Discovering the art of catching Mayan cichlids might be a fun way to upgrade your fishing trip. Besides being gorgeous, these unique fish are good to eat and fight hard on ultralight or fly fishing gear.
Cichlid fishermen utilize tiny natural bait like worm and grass shrimp to capture Mayan cichlids on a #4 hook. Keep an eye out for fish around structures such as woodpiles, bridge pylons, and culverts.
You can also use polarized glasses to identify Mayan cichlids, which are fierce predators, before you begin fishing. The Beetle Spin and little swimbaits are among the most popular artificial lures for Mayan Cichlids. The fish typically swim in 6 feet of clean, shallow water.
Mayan Cichlid may be found in southern Florida, as well as a small area in southern Texas. They thrive in freshwater environments but can withstand salty ones such as saline estuaries. There are a lot of Mayan cichlids in metropolitan areas like Miami, Fort Lauderdale, and West Palm Beach.
What Do Mayan Cichlids Feed On?
Fish and water invertebrates such as worms, clams and snails are common food items for Mayan cichlids. They’ve been known to eat algae and plant materials. Another staple for Mayan cichlids is water invertebrates.
They also eat plant and detritus materials as they eat their prey. Fine examples include snails, tiny fish, fly larval dipterans, and mosquito larvae, especially in the waters of South Florida.
Preparing and Cooking Mayan Cichlids
The juicy, white, flaky meat of Mayan Cichlids is regarded as a unique delicacy by many seafood lovers.
To get the most out of your Mayan cichlids, here are a few things you need to do before cooking:
- Scale and discard the internal organs before preparing your fish for cooking. To remove all of the scales, massage the fish with a spoon or knife in the opposite direction of how the scales expand. Rotate the fish as you go.

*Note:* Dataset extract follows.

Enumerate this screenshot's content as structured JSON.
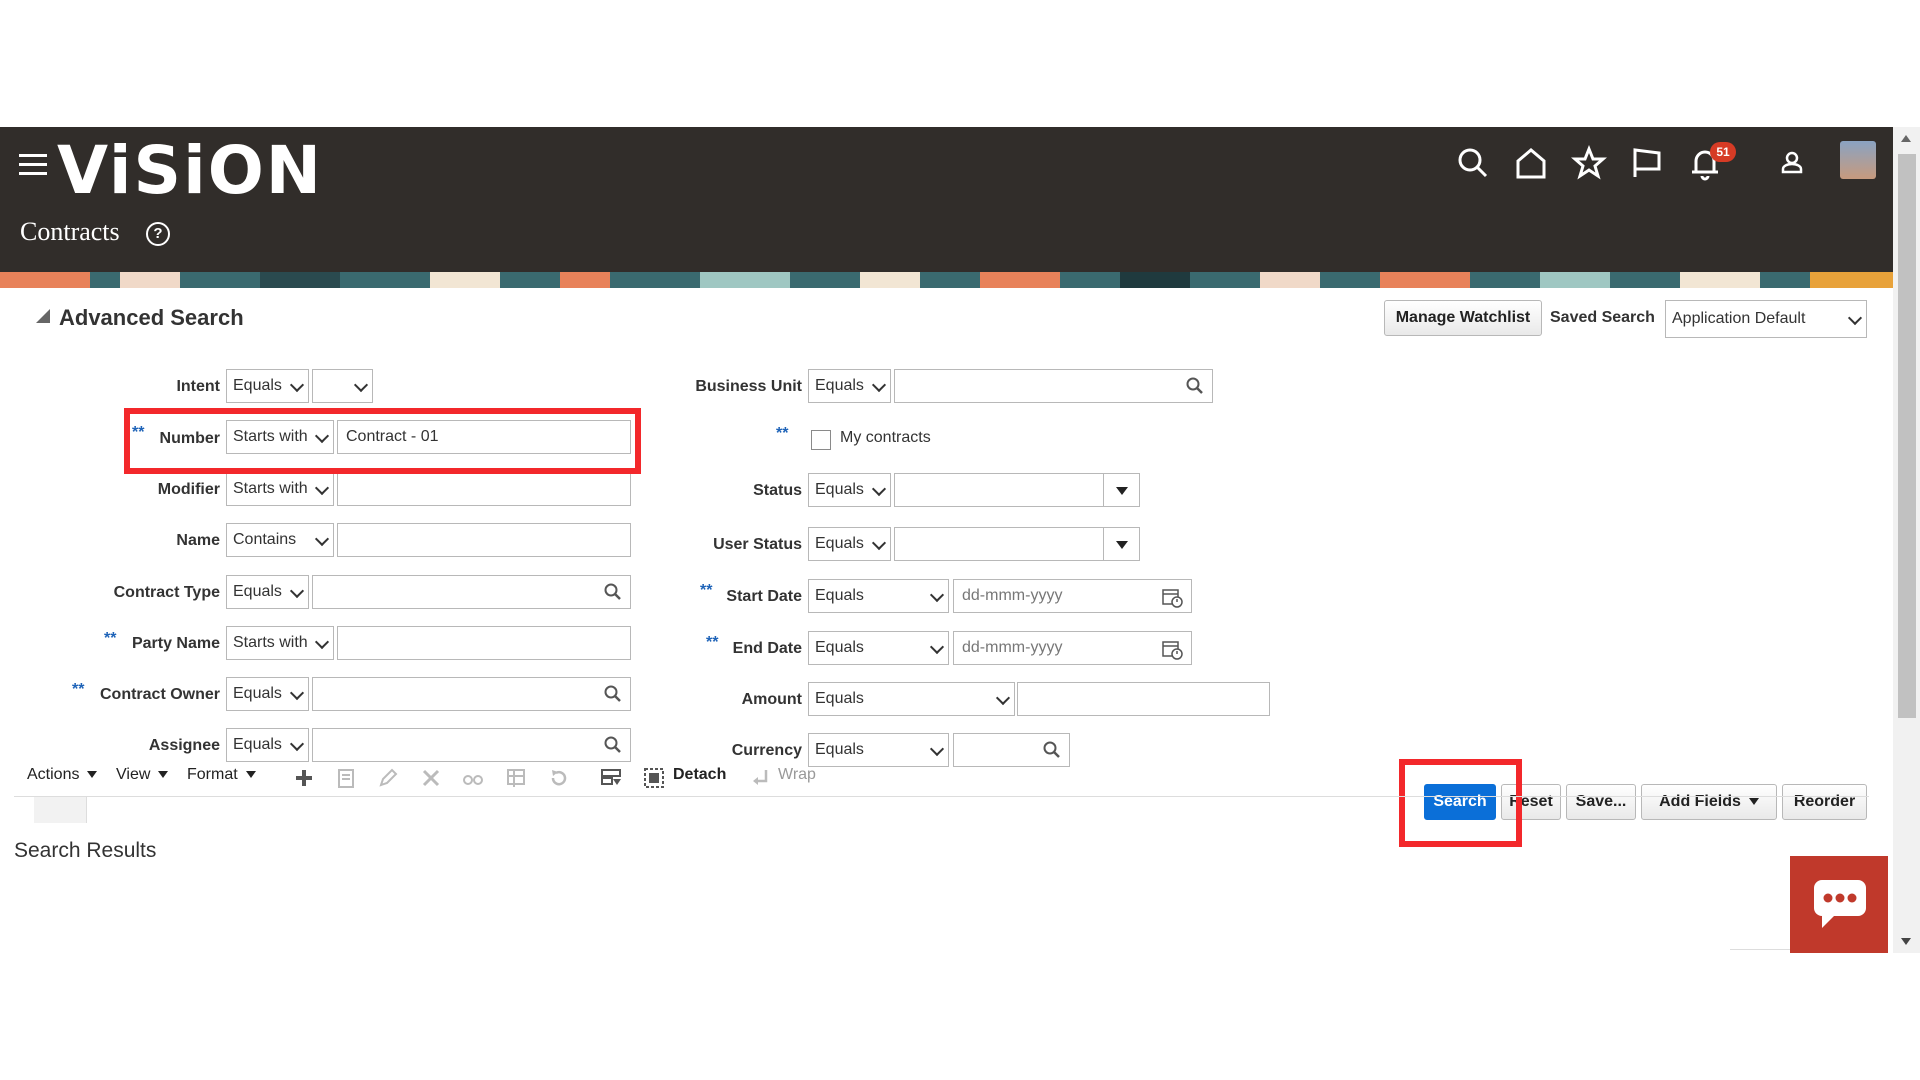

- To clean the fish, place a knife into the abdominal side of the tail about an inch from the anal orifice and slice upwards. To avoid eating the kidneys or gallbladder, reach in and take everything out.
You can then proceed to deep fry or cook the fish on a pan or in your favorite style and enjoy your meal.

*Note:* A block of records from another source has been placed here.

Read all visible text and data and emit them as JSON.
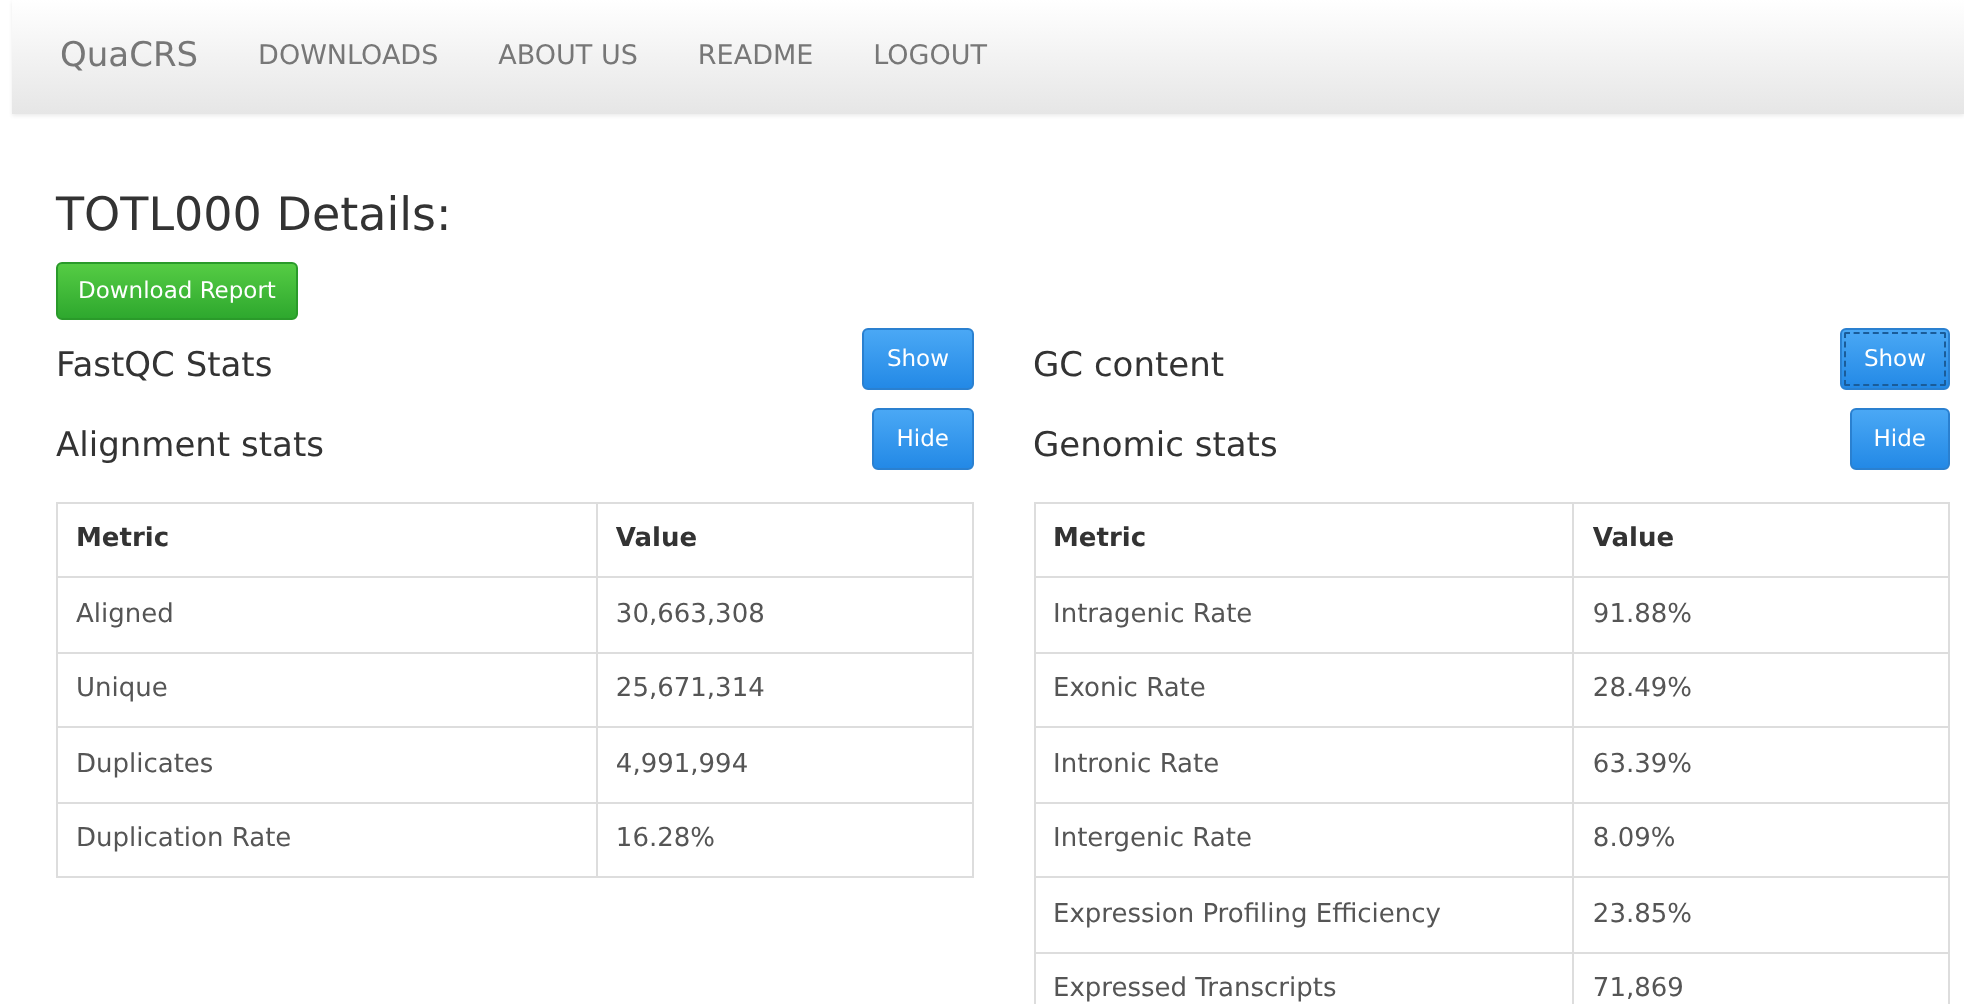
{
  "navbar": {
    "brand": "QuaCRS",
    "links": [
      "DOWNLOADS",
      "ABOUT US",
      "README",
      "LOGOUT"
    ]
  },
  "title": "TOTL000 Details:",
  "download_button": "Download Report",
  "columns": [
    {
      "sections": [
        {
          "heading": "FastQC Stats",
          "button": {
            "label": "Show",
            "focused": false
          }
        },
        {
          "heading": "Alignment stats",
          "button": {
            "label": "Hide",
            "focused": false
          }
        }
      ],
      "table": {
        "columns": [
          "Metric",
          "Value"
        ],
        "rows": [
          [
            "Aligned",
            "30,663,308"
          ],
          [
            "Unique",
            "25,671,314"
          ],
          [
            "Duplicates",
            "4,991,994"
          ],
          [
            "Duplication Rate",
            "16.28%"
          ]
        ]
      }
    },
    {
      "sections": [
        {
          "heading": "GC content",
          "button": {
            "label": "Show",
            "focused": true
          }
        },
        {
          "heading": "Genomic stats",
          "button": {
            "label": "Hide",
            "focused": false
          }
        }
      ],
      "table": {
        "columns": [
          "Metric",
          "Value"
        ],
        "rows": [
          [
            "Intragenic Rate",
            "91.88%"
          ],
          [
            "Exonic Rate",
            "28.49%"
          ],
          [
            "Intronic Rate",
            "63.39%"
          ],
          [
            "Intergenic Rate",
            "8.09%"
          ],
          [
            "Expression Profiling Efficiency",
            "23.85%"
          ],
          [
            "Expressed Transcripts",
            "71,869"
          ]
        ]
      }
    }
  ]
}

Mayan Cichlid Florida Regulations
You can fish for Mayan cichlids in the Everglades National Park but you must fish from a permitted boat ramp and pay a daily fee of $5 to fish in park waters. Other than in clearly indicated channels, streams, and lakes, fishing is strictly prohibited.
However, not all of the waters in the Everglades National Park are home to Mayan cichlids, and this includes popular spots like Lake Okeechobee. Make sure to check with the local authorities before setting out on a fishing expedition in other locations.
The Mayan cichlid (Cichlasoma Urophthalmus) is edible, according to new research published in the Journal of Animal and Food Sciences.
Aquaculture facilities across the fish’s natural region are devoted only to raising it for its exquisite meat and massive size. It’s also a highly sought-after fish by anglers from all over the world.